*** Opening of Data ***

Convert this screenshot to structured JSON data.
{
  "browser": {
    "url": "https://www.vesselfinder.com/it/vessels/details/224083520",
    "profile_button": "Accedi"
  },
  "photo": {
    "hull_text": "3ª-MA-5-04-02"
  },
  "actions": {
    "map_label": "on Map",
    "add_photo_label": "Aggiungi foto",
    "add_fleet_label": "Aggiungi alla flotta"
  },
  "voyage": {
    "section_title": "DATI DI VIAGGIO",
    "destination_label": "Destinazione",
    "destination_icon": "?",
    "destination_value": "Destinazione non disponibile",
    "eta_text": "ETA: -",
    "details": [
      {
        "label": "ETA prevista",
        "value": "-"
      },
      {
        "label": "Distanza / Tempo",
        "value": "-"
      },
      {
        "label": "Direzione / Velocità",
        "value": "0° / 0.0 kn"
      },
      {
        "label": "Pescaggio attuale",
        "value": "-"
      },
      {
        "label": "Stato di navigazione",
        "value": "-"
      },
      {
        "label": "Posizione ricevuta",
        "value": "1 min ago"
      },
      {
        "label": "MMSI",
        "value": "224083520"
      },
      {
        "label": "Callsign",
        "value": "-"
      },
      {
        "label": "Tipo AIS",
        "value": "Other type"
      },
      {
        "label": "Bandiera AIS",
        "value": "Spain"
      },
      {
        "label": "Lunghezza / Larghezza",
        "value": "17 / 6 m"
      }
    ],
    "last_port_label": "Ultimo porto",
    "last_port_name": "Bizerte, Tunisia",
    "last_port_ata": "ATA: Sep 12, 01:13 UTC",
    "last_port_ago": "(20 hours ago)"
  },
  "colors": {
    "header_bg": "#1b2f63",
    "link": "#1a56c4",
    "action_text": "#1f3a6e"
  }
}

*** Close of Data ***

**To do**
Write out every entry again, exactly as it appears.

**Answer to this exercise**
Convert this screenshot to structured JSON data.
{
  "browser": {
    "url": "https://www.vesselfinder.com/it/vessels/details/224083520",
    "profile_button": "Accedi"
  },
  "photo": {
    "hull_text": "3ª-MA-5-04-02"
  },
  "actions": {
    "map_label": "on Map",
    "add_photo_label": "Aggiungi foto",
    "add_fleet_label": "Aggiungi alla flotta"
  },
  "voyage": {
    "section_title": "DATI DI VIAGGIO",
    "destination_label": "Destinazione",
    "destination_icon": "?",
    "destination_value": "Destinazione non disponibile",
    "eta_text": "ETA: -",
    "details": [
      {
        "label": "ETA prevista",
        "value": "-"
      },
      {
        "label": "Distanza / Tempo",
        "value": "-"
      },
      {
        "label": "Direzione / Velocità",
        "value": "0° / 0.0 kn"
      },
      {
        "label": "Pescaggio attuale",
        "value": "-"
      },
      {
        "label": "Stato di navigazione",
        "value": "-"
      },
      {
        "label": "Posizione ricevuta",
        "value": "1 min ago"
      },
      {
        "label": "MMSI",
        "value": "224083520"
      },
      {
        "label": "Callsign",
        "value": "-"
      },
      {
        "label": "Tipo AIS",
        "value": "Other type"
      },
      {
        "label": "Bandiera AIS",
        "value": "Spain"
      },
      {
        "label": "Lunghezza / Larghezza",
        "value": "17 / 6 m"
      }
    ],
    "last_port_label": "Ultimo porto",
    "last_port_name": "Bizerte, Tunisia",
    "last_port_ata": "ATA: Sep 12, 01:13 UTC",
    "last_port_ago": "(20 hours ago)"
  },
  "colors": {
    "header_bg": "#1b2f63",
    "link": "#1a56c4",
    "action_text": "#1f3a6e"
  }
}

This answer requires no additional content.